━━ SOURCE RECORDS

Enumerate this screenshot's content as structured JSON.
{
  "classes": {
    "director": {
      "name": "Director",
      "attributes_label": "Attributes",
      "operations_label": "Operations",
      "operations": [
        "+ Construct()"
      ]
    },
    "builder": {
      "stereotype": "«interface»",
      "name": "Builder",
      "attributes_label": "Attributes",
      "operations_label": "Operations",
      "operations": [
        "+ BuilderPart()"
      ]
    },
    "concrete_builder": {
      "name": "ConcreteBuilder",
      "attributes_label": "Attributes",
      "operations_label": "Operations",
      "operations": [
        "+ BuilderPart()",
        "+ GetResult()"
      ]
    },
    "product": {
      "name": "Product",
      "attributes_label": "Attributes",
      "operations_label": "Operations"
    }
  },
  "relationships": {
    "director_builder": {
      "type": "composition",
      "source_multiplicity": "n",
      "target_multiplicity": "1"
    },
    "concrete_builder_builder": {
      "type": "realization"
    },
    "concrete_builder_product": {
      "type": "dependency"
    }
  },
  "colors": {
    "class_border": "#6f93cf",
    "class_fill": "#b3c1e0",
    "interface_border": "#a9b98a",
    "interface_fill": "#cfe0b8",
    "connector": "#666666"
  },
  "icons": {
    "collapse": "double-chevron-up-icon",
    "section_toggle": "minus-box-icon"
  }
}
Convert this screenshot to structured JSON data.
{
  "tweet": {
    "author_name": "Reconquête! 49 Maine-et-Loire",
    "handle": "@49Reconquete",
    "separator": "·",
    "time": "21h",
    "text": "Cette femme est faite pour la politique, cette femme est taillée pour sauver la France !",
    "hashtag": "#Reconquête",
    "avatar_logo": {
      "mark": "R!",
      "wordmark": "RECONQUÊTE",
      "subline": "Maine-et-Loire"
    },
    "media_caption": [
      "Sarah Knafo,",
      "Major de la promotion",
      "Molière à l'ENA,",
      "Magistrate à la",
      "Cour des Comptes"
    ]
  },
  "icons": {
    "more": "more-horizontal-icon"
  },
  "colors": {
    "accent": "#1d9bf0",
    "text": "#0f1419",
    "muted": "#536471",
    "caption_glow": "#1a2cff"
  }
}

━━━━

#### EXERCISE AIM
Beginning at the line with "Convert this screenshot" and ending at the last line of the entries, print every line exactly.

#### RESULT OF THE TASK
Convert this screenshot to structured JSON data.
{
  "tweet": {
    "author_name": "Reconquête! 49 Maine-et-Loire",
    "handle": "@49Reconquete",
    "separator": "·",
    "time": "21h",
    "text": "Cette femme est faite pour la politique, cette femme est taillée pour sauver la France !",
    "hashtag": "#Reconquête",
    "avatar_logo": {
      "mark": "R!",
      "wordmark": "RECONQUÊTE",
      "subline": "Maine-et-Loire"
    },
    "media_caption": [
      "Sarah Knafo,",
      "Major de la promotion",
      "Molière à l'ENA,",
      "Magistrate à la",
      "Cour des Comptes"
    ]
  },
  "icons": {
    "more": "more-horizontal-icon"
  },
  "colors": {
    "accent": "#1d9bf0",
    "text": "#0f1419",
    "muted": "#536471",
    "caption_glow": "#1a2cff"
  }
}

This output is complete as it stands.